Application of CMC materials into aero-engines
November 5-9, 2017
IHI is one of the oldest companies in Japan. It started in 1853 as a shipbuilding company, but it has produced aero-engines since 1957. At an early stage in aero-engine business, IHI was producing military engines mainly. But IHI participated in commercial engine business in 1980’s as a partner of international joint development team. Since then, business scale has grown to 4 billion dollars of annular sales.
It is expected that aero-engine market continues to grow by 4 to 5% per year. However, there are several problems to solve such as environmental regulation tightening, restriction in number of aircraft departure and landing on airport and increase in number of low cost carriers with financially weakness. In order to solve these problems, aero-engines have to evolve into system with lower fuel burn, more environmental suitability, larger thrust and lower lifecycle cost. There are several candidates to solve the problems, but it is certain that application of lighter and higher temperature resistant materials is one of solutions.
We introduce our products and R&D activities for composite material technologies as a solution for the above-mentioned problems. The composite material technology means not only material but also design and manufacturing. IHI concentrates on light CFRP for fan module and light and heat resistant CMC for turbine module in aero-engines. Regarding CFRP, we have both of thermoset type and thermo-plastic type. The former was applied into fan case and the latter into fan structural guide vane. They became products supplied with PW1100G engine for Airbus A320neo. On the other hand, CMC technology is under development for military and commercial engines. Our CMC manufacturing process is as follows. SiC fibers are processed on BN interface coating. BN coated fibers are weaved into 3D woven fabric. CVI, PIP and SPI process infiltrate matrix into 3D woven fabric. SPI is solid particle infiltration. After that, it is machined and finally EBC coated. Positive feature of our material is superiority in heat and impact resistance. Technology validation was conducted on in-house small gas turbine named IM270 for electric power generation. Next validation test will be conducted on a two-shaft turbo-fan aero-engine to be introduced to JAXA in a few years.
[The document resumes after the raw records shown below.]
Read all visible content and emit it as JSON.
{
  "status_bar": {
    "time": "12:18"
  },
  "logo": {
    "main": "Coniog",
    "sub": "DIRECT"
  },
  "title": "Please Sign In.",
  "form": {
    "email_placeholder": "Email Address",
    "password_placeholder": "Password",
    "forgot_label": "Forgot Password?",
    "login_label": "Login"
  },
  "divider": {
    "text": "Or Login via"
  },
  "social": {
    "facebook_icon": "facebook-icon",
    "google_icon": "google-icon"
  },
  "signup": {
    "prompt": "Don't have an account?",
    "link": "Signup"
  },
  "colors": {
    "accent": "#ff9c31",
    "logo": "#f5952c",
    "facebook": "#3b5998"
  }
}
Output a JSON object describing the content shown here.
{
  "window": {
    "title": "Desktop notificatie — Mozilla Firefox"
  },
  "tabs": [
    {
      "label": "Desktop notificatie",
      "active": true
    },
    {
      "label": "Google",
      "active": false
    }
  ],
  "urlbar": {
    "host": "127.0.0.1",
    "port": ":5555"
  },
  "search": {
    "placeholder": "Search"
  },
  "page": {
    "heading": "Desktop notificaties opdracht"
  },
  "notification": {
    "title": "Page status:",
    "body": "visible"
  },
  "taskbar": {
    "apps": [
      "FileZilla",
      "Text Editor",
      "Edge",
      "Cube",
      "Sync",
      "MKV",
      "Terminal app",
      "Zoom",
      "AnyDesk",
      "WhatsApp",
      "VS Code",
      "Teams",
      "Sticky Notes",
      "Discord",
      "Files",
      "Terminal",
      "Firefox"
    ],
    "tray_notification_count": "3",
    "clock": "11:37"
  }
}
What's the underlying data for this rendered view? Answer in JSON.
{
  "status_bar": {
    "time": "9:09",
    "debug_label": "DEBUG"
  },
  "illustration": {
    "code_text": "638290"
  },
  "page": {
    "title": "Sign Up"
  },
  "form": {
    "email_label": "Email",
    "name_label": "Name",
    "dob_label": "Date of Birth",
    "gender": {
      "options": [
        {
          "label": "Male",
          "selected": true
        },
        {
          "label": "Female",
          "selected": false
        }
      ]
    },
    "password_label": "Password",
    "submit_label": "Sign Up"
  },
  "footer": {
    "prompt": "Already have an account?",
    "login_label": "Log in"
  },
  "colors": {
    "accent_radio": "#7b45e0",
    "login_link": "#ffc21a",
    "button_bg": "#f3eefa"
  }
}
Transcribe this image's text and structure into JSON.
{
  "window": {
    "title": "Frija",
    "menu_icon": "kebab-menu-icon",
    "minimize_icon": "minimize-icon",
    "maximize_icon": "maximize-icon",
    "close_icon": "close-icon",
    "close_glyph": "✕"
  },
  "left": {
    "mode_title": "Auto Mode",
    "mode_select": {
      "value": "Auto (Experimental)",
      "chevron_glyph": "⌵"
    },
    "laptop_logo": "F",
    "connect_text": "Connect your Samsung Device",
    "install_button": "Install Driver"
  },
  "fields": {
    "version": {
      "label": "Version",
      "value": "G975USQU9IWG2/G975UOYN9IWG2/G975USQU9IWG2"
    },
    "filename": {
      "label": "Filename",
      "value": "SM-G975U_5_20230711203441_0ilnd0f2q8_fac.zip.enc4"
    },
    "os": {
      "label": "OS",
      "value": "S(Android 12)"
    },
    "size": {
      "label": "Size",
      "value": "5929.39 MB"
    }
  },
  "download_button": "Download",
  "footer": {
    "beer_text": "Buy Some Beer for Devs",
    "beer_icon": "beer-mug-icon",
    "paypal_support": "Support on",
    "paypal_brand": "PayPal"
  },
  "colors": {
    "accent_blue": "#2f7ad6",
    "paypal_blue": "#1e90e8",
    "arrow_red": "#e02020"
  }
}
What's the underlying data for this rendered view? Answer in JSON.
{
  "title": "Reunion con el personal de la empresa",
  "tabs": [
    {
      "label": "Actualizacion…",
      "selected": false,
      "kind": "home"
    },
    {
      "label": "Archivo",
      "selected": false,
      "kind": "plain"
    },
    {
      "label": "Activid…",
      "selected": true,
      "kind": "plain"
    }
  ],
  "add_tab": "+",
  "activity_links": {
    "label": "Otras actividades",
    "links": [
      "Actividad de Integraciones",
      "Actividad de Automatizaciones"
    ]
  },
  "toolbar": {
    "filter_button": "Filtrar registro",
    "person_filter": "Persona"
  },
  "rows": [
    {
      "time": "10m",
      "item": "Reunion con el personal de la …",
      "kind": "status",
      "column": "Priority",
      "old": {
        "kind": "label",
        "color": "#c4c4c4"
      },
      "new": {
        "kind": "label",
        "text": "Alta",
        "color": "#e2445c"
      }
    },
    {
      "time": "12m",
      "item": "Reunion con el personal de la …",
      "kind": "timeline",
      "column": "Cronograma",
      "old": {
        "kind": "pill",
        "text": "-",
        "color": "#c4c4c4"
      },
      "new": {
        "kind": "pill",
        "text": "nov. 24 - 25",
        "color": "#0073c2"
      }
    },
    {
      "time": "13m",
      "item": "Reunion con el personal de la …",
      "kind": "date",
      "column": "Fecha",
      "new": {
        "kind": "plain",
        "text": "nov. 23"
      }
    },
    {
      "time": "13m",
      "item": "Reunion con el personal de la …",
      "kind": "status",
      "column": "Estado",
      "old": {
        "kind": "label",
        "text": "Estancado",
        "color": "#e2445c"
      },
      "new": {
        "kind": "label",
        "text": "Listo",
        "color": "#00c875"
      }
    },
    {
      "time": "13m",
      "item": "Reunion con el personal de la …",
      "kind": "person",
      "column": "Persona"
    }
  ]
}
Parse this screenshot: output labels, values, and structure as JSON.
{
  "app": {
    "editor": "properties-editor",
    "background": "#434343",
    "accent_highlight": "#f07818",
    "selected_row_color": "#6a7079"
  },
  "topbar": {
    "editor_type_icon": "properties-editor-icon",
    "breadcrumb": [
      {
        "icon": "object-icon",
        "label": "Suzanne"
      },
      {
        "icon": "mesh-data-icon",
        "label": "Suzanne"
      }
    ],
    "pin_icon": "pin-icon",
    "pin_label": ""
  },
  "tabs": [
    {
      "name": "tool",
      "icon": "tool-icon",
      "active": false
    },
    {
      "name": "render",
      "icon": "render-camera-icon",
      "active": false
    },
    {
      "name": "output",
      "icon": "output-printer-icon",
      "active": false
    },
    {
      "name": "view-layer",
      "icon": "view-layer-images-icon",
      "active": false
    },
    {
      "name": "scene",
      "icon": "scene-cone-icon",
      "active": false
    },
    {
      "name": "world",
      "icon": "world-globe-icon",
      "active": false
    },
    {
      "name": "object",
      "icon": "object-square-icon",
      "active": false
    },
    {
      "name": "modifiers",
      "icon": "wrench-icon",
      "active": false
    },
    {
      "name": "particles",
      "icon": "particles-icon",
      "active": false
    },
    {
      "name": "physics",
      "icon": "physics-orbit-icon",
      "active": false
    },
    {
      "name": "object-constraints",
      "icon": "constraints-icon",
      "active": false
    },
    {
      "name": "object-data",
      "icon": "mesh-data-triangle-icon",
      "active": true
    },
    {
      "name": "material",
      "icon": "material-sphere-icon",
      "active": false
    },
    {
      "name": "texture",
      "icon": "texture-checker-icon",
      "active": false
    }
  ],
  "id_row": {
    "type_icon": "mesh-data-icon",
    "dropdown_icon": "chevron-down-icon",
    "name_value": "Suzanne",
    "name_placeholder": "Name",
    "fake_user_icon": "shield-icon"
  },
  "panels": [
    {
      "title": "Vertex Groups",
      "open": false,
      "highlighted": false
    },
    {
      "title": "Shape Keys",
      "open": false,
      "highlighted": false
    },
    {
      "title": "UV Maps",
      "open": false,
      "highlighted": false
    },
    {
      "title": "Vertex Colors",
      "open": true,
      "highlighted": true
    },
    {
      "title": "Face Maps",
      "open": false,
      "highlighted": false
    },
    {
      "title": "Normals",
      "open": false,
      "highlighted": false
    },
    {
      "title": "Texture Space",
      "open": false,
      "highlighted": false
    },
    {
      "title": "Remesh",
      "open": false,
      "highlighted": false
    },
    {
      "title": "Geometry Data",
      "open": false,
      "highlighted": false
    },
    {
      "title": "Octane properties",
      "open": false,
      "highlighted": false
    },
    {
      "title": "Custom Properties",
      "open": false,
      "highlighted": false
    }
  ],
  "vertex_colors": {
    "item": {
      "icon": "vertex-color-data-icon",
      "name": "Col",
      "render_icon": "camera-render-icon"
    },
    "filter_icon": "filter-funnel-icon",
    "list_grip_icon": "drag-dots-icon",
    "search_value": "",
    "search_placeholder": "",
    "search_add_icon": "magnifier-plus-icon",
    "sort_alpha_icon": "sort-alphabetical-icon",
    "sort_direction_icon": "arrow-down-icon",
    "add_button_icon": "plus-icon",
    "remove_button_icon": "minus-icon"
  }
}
CMC technology development has been supported by government funding from METI, NEDO, SIP and JAXA.
Kuniyuki Imanari, "Application of CMC materials into aero-engines" in "Advanced Ceramic Matrix Composites: Science and Technology of Materials, Design, Applications, Performance and Integration", Yutaka Kagawa, Tokyo University of Technology, Japan Dongming Zhu, NASA Glenn Research Center, USA Ram Darolia, GE Aviation (retired), USA Rishi Raj, University of Colorado, Boulder, USA Eds, ECI Symposium Series, (2017). http://dc.engconfintl.org/acmc/58